by Daniel Kaven, Gallery 500, 420 SW Washington, #500, through July 29

With his first major solo exhibition, Divorce, Portland's Daniel Kaven continues to establish himself as a conceptually driven force on the local scene. In this work, Kaven explores the emotional fallout of divorce from the perspective of two children, Vincent and Annabella, who must navigate precarious psychological terrain as their family falls apart around them. And while Kaven claims to have drawn from his own parents' divorce for inspiration, the results are neither cloying nor solipsistic. Instead, these surreal and haunting images approximate a disorienting emotional state as much as they depict an actual narrative.

At first glance, it appears that Kaven has painted over each of his images, imposing a kind of division over his subjects with cold, geometric lines. But closer inspection reveals that each canvas is made up of several smaller images, embedding the dislocation of divorce within each picture. Complementing this series of images is an installation of several spaces that appear in the images: the executive desk of the children's father, cluttered with documents; a sandbox littered with the children's Tonka trucks and other toys; and the skeletal structure of a home under construction, at once transparent and prison-like, with evenly spaced two-by-fours signifying bars.

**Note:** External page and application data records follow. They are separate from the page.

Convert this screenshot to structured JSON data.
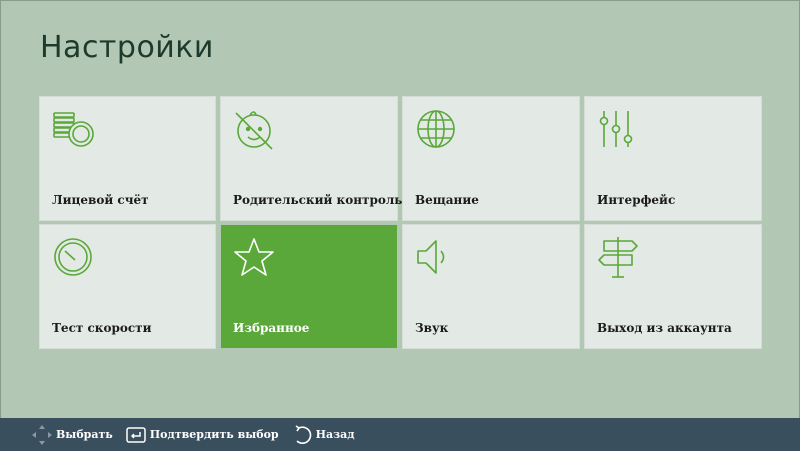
{
  "page": {
    "title": "Настройки"
  },
  "tiles": [
    {
      "label": "Лицевой счёт",
      "icon": "coins-icon",
      "selected": false
    },
    {
      "label": "Родительский контроль",
      "icon": "child-face-crossed-icon",
      "selected": false
    },
    {
      "label": "Вещание",
      "icon": "globe-icon",
      "selected": false
    },
    {
      "label": "Интерфейс",
      "icon": "sliders-icon",
      "selected": false
    },
    {
      "label": "Тест скорости",
      "icon": "speedometer-icon",
      "selected": false
    },
    {
      "label": "Избранное",
      "icon": "star-icon",
      "selected": true
    },
    {
      "label": "Звук",
      "icon": "speaker-icon",
      "selected": false
    },
    {
      "label": "Выход из аккаунта",
      "icon": "signpost-icon",
      "selected": false
    }
  ],
  "bottom_bar": {
    "hints": [
      {
        "label": "Выбрать",
        "icon": "dpad-arrows-icon"
      },
      {
        "label": "Подтвердить выбор",
        "icon": "enter-key-icon"
      },
      {
        "label": "Назад",
        "icon": "back-arrow-icon"
      }
    ]
  },
  "colors": {
    "background": "#b3c8b4",
    "tile": "#e3e9e4",
    "accent": "#5aa83a",
    "icon_stroke": "#5aa83a",
    "bottom_bar": "#3a4f5d",
    "title": "#1e3a2c"
  }
}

But what makes Kaven's show so obsession-worthy is not the masterly way he shifts between media. No, "Divorce" comes alive through the information he omits. With only a handful of events and scenes from the divorce represented, the viewer is left to draw connections and conclusions from narrative fragments. For example, the father's presence in the narrative is dominated by images of industrial trucks, a senatorial podium, and heaps of invoices from the fictional Atlas Energy Corporation. And while the inclusion of these clues allow the circumstances of the divorce to come into focus, they may also be read as metaphors for scandal, abuse of power and, by extension, infidelity. In all, Kaven's complex language of visual signifiers offers thoughtful insight into the surreal trauma of divorce.